▶ [Task prompt]: What is needed is an exact reproduction of the listing, without its pictures.
══ Data to examine ══
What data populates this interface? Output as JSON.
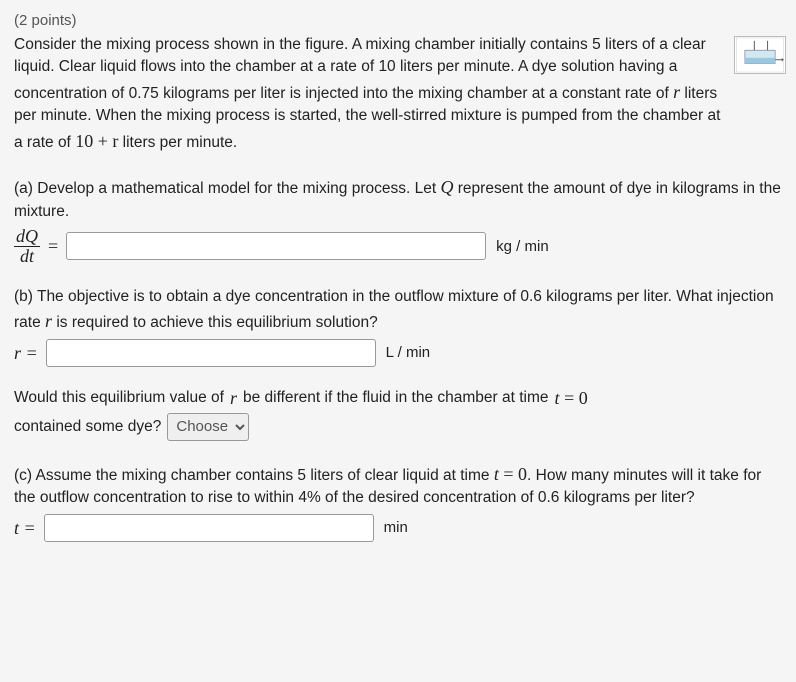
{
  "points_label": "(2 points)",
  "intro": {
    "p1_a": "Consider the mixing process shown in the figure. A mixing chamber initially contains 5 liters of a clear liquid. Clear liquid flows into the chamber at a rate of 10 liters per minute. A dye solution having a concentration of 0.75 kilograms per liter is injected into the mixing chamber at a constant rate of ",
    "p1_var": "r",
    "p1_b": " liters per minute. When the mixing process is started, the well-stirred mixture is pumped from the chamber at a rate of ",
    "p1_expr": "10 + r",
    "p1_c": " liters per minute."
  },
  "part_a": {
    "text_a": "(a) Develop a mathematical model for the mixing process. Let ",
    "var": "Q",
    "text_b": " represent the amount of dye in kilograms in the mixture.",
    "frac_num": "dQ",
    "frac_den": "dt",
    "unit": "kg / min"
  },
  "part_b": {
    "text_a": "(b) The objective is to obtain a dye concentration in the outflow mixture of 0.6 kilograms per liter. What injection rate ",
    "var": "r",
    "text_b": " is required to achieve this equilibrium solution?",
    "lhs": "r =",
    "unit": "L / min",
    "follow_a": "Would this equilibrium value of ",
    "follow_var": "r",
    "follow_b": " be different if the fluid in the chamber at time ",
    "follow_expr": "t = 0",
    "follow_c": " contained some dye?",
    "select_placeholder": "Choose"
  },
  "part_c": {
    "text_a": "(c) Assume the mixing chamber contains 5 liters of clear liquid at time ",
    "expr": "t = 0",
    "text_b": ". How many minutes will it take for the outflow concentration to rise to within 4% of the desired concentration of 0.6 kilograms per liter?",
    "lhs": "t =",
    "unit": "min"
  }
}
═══
▶ [Problem solution]:
What data populates this interface? Output as JSON.
{
  "points_label": "(2 points)",
  "intro": {
    "p1_a": "Consider the mixing process shown in the figure. A mixing chamber initially contains 5 liters of a clear liquid. Clear liquid flows into the chamber at a rate of 10 liters per minute. A dye solution having a concentration of 0.75 kilograms per liter is injected into the mixing chamber at a constant rate of ",
    "p1_var": "r",
    "p1_b": " liters per minute. When the mixing process is started, the well-stirred mixture is pumped from the chamber at a rate of ",
    "p1_expr": "10 + r",
    "p1_c": " liters per minute."
  },
  "part_a": {
    "text_a": "(a) Develop a mathematical model for the mixing process. Let ",
    "var": "Q",
    "text_b": " represent the amount of dye in kilograms in the mixture.",
    "frac_num": "dQ",
    "frac_den": "dt",
    "unit": "kg / min"
  },
  "part_b": {
    "text_a": "(b) The objective is to obtain a dye concentration in the outflow mixture of 0.6 kilograms per liter. What injection rate ",
    "var": "r",
    "text_b": " is required to achieve this equilibrium solution?",
    "lhs": "r =",
    "unit": "L / min",
    "follow_a": "Would this equilibrium value of ",
    "follow_var": "r",
    "follow_b": " be different if the fluid in the chamber at time ",
    "follow_expr": "t = 0",
    "follow_c": " contained some dye?",
    "select_placeholder": "Choose"
  },
  "part_c": {
    "text_a": "(c) Assume the mixing chamber contains 5 liters of clear liquid at time ",
    "expr": "t = 0",
    "text_b": ". How many minutes will it take for the outflow concentration to rise to within 4% of the desired concentration of 0.6 kilograms per liter?",
    "lhs": "t =",
    "unit": "min"
  }
}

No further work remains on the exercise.